Occup Environ Med 60:i40-i46 doi:10.1136/oem.60.suppl_1.i40
  • Papers

Acute and chronic job stressors among ambulance personnel: predictors of health symptoms

  1. E van der Ploeg1,
  2. R J Kleber2,*
  1. 1Department of Clinical Psychology, Utrecht University, The Netherlands
  2. 2Department of Clinical Psychology, Utrecht University, The Netherlands
  1. Correspondence to:
 Rolf J Kleber, Department of Clinical Psychology, Utrecht University, P.O box 80.140, 3508 TC Utrecht, The Netherlands;
  • Accepted 1 March 2003


Objectives: To predict symptomatology (post-traumatic distress, fatigue, and burnout) due to acute and chronic work related stressors among ambulance personnel.

Methods: Data were gathered from 123 ambulance workers in The Netherlands in a longitudinal design. At two measurements they completed standardised questionnaires to assess health symptoms, such as the Impact of Event Scale, the Maslach Burnout Inventory, and the Checklist Individual Strength. Acute stressors were assessed with specific questions, and chronic work related stressors were measured with the Questionnaire on the Experience and Assessment of Work.

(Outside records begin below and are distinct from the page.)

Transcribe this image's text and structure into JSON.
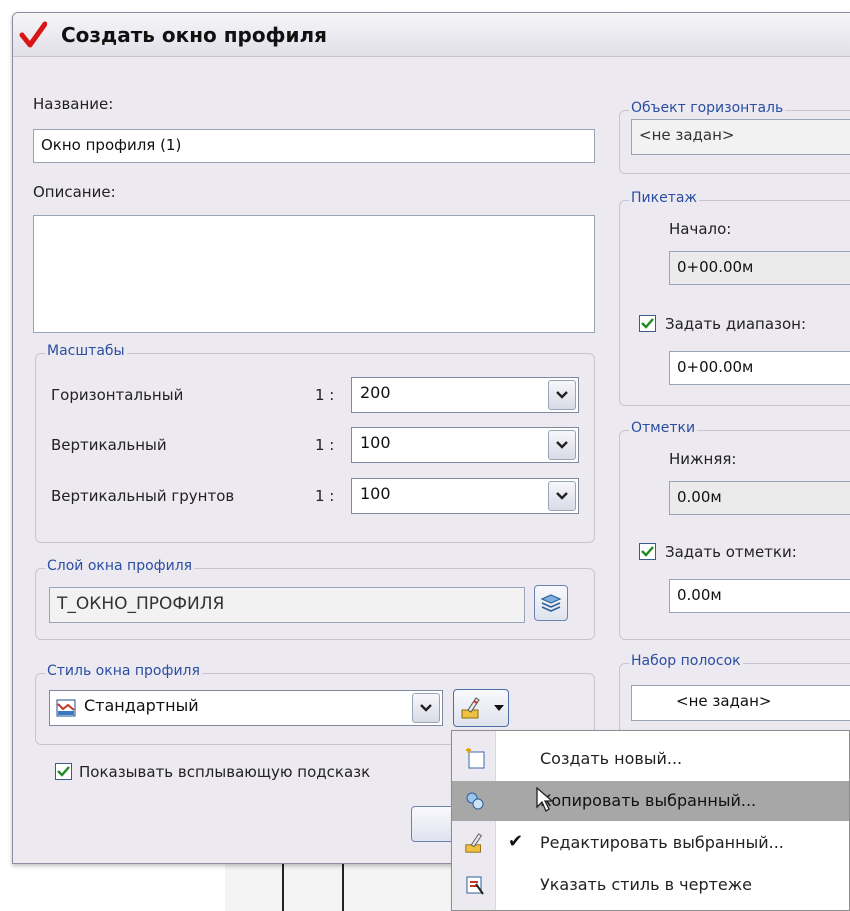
{
  "dialog": {
    "title": "Создать окно профиля"
  },
  "name": {
    "label": "Название:",
    "value": "Окно профиля (1)"
  },
  "description": {
    "label": "Описание:",
    "value": ""
  },
  "scales": {
    "group_label": "Масштабы",
    "rows": [
      {
        "label": "Горизонтальный",
        "prefix": "1 :",
        "value": "200"
      },
      {
        "label": "Вертикальный",
        "prefix": "1 :",
        "value": "100"
      },
      {
        "label": "Вертикальный  грунтов",
        "prefix": "1 :",
        "value": "100"
      }
    ]
  },
  "layer": {
    "group_label": "Слой окна профиля",
    "value": "Т_ОКНО_ПРОФИЛЯ"
  },
  "style": {
    "group_label": "Стиль окна профиля",
    "value": "Стандартный"
  },
  "tooltip_checkbox": {
    "label": "Показывать всплывающую подсказк",
    "checked": true
  },
  "horizontal_object": {
    "group_label": "Объект горизонталь",
    "value": "<не задан>"
  },
  "picket": {
    "group_label": "Пикетаж",
    "start_label": "Начало:",
    "start_value": "0+00.00м",
    "range_checkbox_label": "Задать диапазон:",
    "range_checked": true,
    "range_value": "0+00.00м"
  },
  "elevations": {
    "group_label": "Отметки",
    "lower_label": "Нижняя:",
    "lower_value": "0.00м",
    "set_checkbox_label": "Задать отметки:",
    "set_checked": true,
    "set_value": "0.00м"
  },
  "bands": {
    "group_label": "Набор полосок",
    "value": "<не задан>"
  },
  "style_menu": {
    "items": [
      {
        "label": "Создать новый...",
        "icon": "new-style-icon",
        "checked": false,
        "highlighted": false
      },
      {
        "label": "Копировать выбранный...",
        "icon": "copy-style-icon",
        "checked": false,
        "highlighted": true
      },
      {
        "label": "Редактировать выбранный...",
        "icon": "edit-style-icon",
        "checked": true,
        "highlighted": false
      },
      {
        "label": "Указать стиль в чертеже",
        "icon": "pick-style-icon",
        "checked": false,
        "highlighted": false
      }
    ]
  },
  "colors": {
    "group_label": "#2a4ea2",
    "dialog_bg": "#ede9f0",
    "menu_highlight": "#a7a7a7",
    "title_check": "#d81414"
  }
}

Results: Most of the ambulance workers had been confronted with acute stressors in their work. They also reported more chronic work related stressors than a reference group. Of the participants, more than a tenth suffered from a clinical level of post-traumatic distress, a tenth reported a fatigue level that put them at high risk for sick leave and work disability and nearly a tenth of the personnel suffered from burnout. Best predictors of symptomatology at time 2 were lack of social support at work and poor communication, such as not being informed about important decisions within the organisation.

Conclusions: Ambulance personnel are at risk to develop health symptoms due to work related stressors. Although, acute stressors are related to health symptoms, such as fatigue, burnout, and post-traumatic symptoms, it was not found to predict health symptoms in the long term. Main risk factors have to do with social aspects of the work environment, in particular lack of support from the supervisor as well as colleagues and poor communication. When implementing workplace interventions these social aspects need to be taken into account.


  • * R J Kleber is also affiliated at Department of Clinical Health Psychology, Tilburg University, The Netherlands and Institute for Psychotrauma, Zaltbommel, The Netherlands.